Data about app and page elements:
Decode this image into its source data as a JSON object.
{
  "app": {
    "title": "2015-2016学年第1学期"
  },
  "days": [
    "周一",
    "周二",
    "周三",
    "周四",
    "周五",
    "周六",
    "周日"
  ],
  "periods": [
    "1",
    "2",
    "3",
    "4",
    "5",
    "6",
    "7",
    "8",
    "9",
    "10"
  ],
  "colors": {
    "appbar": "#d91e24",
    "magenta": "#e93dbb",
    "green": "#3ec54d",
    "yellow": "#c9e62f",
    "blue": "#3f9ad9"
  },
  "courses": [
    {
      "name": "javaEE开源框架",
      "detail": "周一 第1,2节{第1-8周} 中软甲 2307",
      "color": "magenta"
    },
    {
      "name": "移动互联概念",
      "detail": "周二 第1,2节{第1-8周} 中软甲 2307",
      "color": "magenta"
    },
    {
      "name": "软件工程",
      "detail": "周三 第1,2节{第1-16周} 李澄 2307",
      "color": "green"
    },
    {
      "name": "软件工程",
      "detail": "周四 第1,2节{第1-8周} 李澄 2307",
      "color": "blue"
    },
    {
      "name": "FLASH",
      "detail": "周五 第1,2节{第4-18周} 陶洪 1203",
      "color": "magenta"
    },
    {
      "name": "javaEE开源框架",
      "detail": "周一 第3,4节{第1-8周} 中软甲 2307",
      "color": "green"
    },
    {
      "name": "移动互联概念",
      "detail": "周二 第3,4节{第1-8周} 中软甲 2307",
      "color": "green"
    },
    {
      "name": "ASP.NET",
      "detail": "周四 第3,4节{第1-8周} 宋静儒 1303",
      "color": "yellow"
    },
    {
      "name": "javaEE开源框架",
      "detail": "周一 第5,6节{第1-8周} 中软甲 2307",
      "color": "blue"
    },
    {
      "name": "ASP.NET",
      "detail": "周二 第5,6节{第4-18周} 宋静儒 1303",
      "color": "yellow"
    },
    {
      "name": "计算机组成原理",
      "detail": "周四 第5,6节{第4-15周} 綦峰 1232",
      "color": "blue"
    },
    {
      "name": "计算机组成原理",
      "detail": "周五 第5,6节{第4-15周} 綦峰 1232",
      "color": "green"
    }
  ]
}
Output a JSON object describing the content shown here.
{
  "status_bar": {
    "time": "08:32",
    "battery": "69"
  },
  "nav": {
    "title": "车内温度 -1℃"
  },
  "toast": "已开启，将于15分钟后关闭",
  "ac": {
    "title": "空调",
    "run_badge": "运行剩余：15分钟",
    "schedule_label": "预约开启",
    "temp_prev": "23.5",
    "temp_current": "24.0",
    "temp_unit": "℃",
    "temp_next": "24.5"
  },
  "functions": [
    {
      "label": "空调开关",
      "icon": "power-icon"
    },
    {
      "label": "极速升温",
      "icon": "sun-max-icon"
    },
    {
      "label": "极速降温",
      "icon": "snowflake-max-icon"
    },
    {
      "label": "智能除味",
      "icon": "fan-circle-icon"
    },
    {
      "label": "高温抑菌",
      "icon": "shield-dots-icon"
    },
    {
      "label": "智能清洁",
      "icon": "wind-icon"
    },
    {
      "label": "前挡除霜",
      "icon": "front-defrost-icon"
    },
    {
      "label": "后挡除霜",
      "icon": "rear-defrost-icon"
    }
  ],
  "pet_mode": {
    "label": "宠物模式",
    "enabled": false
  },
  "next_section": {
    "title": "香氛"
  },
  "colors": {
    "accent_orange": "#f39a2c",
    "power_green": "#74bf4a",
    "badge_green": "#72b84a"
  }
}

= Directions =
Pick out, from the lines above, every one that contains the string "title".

= Expected answer =
    "title": "2015-2016学年第1学期"
    "title": "车内温度 -1℃"
    "title": "空调",
    "title": "香氛"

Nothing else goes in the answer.